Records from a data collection
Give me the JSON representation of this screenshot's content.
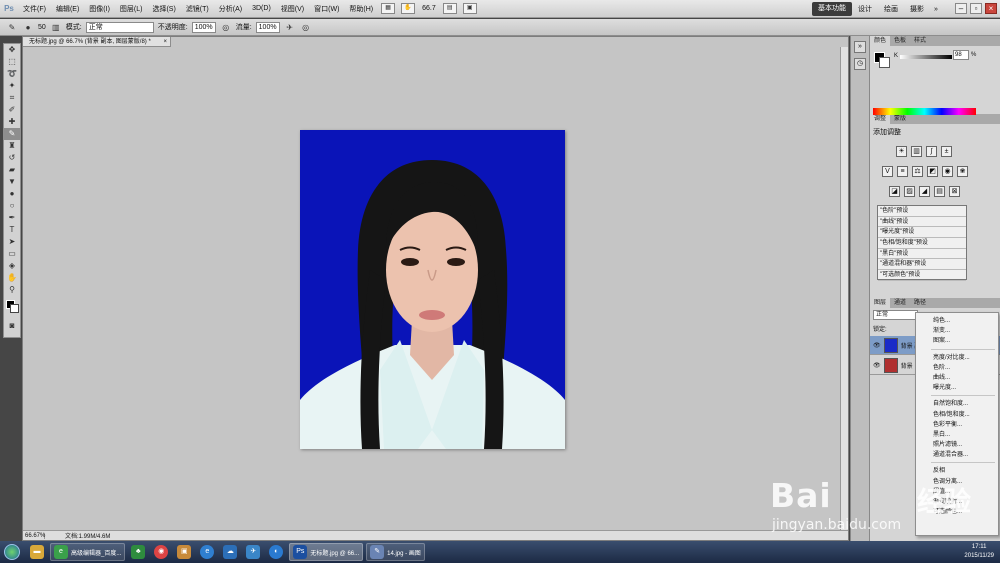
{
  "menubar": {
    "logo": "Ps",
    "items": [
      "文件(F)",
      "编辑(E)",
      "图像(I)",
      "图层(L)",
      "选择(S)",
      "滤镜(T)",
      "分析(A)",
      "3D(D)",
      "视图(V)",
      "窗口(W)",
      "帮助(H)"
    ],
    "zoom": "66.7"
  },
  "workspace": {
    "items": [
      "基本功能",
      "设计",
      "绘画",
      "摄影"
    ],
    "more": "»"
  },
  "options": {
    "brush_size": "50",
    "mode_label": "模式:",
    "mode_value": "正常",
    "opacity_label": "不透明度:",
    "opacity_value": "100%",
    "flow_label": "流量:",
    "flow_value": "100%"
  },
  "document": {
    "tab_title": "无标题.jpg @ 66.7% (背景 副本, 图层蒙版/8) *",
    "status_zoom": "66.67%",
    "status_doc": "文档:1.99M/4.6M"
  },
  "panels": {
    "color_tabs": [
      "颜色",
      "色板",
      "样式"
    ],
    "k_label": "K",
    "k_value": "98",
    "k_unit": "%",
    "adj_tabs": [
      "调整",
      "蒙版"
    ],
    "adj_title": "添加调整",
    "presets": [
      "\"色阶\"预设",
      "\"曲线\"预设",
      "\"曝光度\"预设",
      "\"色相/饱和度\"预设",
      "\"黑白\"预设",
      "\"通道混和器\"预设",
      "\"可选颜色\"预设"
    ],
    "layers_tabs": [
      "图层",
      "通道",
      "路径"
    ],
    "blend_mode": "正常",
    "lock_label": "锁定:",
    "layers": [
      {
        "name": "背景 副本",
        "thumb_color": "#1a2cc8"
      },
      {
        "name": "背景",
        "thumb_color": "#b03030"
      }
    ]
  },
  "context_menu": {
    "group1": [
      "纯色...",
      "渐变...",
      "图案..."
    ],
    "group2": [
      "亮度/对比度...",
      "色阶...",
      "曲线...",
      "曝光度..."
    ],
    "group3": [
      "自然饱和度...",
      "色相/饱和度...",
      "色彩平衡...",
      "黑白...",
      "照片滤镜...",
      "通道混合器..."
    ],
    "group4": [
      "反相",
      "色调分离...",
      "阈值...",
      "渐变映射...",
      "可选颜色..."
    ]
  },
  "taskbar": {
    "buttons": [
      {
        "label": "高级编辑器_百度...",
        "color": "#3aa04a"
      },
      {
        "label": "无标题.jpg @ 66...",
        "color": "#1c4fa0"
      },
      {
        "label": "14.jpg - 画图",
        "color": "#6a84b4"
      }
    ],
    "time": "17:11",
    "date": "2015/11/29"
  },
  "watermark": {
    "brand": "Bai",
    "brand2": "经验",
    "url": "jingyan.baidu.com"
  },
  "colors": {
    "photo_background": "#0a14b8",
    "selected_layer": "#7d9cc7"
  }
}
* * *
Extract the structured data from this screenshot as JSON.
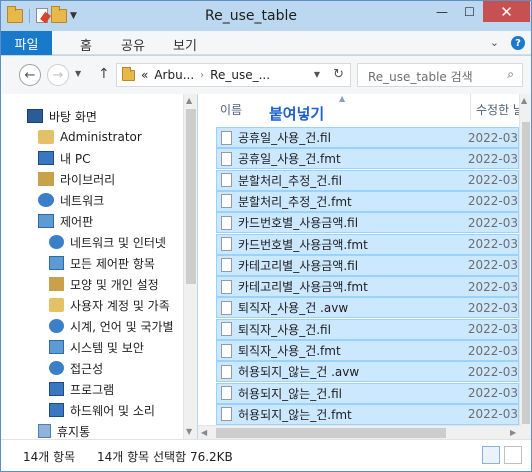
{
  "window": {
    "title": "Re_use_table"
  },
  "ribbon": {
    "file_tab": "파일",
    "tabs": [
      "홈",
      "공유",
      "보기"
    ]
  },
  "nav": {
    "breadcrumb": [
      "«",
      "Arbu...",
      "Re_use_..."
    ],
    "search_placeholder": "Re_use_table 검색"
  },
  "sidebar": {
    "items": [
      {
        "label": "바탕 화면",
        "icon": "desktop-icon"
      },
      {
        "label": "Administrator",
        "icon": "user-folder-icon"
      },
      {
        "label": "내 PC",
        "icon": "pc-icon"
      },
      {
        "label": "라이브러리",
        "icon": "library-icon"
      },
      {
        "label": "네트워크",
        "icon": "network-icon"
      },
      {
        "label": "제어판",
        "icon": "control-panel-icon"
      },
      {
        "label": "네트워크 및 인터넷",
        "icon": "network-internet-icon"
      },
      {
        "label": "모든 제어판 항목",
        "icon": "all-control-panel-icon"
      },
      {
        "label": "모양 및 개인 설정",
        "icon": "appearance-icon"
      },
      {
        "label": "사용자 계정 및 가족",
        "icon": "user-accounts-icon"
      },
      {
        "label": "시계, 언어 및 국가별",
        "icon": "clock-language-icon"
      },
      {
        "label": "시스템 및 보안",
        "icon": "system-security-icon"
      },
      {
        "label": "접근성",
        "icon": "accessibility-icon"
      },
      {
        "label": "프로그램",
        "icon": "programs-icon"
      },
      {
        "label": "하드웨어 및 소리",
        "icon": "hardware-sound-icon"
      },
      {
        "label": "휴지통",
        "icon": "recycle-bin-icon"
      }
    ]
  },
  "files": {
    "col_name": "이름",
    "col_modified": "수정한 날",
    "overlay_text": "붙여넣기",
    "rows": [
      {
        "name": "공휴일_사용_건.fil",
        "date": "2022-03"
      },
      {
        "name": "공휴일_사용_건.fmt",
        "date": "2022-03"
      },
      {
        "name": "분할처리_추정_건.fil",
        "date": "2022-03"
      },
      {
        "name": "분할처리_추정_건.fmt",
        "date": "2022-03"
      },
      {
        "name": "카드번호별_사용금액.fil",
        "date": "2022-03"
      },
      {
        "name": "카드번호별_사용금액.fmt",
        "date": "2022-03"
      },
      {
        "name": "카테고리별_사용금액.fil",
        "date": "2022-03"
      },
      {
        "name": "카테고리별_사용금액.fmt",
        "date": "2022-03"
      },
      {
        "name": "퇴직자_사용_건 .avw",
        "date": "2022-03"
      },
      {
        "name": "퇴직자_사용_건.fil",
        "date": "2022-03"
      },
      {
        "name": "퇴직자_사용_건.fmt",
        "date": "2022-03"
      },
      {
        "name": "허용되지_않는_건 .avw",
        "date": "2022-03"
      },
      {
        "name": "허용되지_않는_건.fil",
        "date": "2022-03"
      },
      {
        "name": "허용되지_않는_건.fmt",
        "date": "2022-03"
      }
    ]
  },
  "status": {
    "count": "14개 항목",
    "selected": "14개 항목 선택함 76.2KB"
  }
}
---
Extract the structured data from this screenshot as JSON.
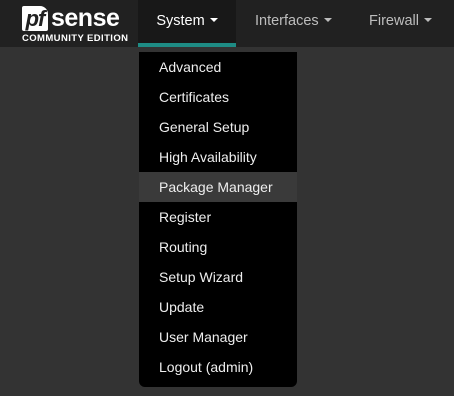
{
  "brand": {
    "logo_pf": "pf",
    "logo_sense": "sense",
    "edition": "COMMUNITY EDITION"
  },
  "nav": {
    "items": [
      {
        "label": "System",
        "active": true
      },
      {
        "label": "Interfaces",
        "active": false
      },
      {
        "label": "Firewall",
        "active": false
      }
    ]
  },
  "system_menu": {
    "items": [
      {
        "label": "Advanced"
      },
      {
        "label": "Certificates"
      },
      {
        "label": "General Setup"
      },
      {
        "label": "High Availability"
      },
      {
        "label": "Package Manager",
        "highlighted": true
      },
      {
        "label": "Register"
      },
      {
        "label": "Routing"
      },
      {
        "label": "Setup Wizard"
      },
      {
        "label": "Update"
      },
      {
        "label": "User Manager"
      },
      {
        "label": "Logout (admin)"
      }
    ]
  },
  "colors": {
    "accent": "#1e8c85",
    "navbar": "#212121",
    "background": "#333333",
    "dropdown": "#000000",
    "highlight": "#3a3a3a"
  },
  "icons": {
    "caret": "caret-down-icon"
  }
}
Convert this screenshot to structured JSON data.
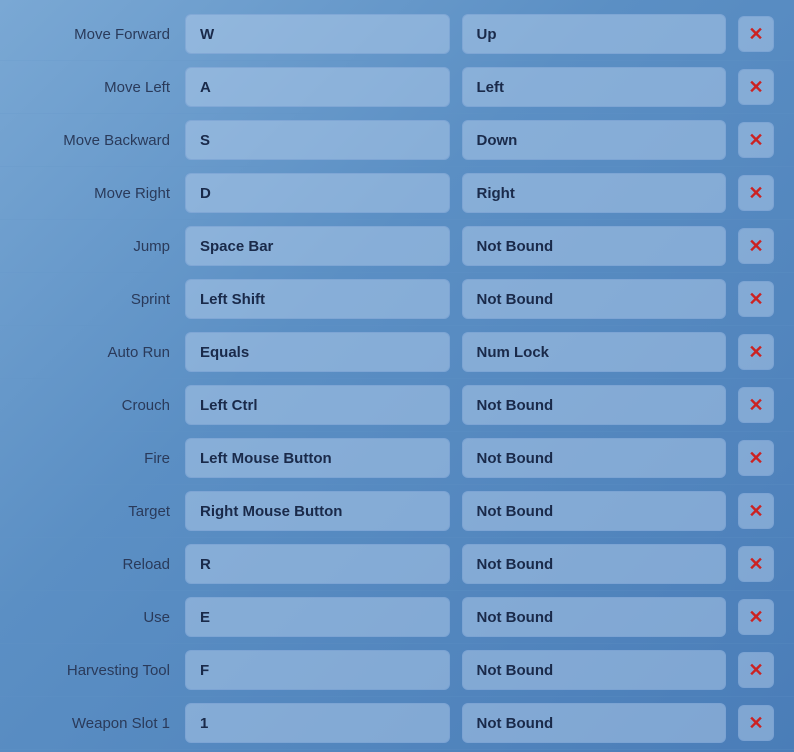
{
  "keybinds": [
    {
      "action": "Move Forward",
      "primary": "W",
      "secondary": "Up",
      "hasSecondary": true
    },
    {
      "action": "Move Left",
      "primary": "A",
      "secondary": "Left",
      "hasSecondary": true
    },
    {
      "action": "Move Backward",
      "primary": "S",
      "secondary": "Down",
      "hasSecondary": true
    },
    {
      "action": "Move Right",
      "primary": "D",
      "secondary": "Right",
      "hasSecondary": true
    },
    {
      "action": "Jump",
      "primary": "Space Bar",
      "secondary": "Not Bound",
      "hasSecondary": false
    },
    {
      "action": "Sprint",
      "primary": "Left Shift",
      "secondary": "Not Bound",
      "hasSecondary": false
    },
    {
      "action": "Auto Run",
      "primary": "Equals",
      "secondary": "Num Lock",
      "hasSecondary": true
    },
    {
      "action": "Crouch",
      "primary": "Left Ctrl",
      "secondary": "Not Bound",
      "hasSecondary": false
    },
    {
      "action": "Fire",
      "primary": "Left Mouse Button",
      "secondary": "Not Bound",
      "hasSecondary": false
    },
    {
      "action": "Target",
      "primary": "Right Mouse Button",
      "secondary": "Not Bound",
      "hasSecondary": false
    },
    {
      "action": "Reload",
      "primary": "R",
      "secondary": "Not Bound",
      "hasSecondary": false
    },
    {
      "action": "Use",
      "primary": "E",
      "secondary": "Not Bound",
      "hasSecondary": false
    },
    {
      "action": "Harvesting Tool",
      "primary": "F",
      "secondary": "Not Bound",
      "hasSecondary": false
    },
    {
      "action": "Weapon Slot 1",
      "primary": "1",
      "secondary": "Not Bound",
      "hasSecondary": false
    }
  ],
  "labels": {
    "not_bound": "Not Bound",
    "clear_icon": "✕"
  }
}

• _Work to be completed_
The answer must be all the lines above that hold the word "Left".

• _Solution to this task_
      "action": "Move Left",
      "secondary": "Left",
      "primary": "Left Shift",
      "primary": "Left Ctrl",
      "primary": "Left Mouse Button",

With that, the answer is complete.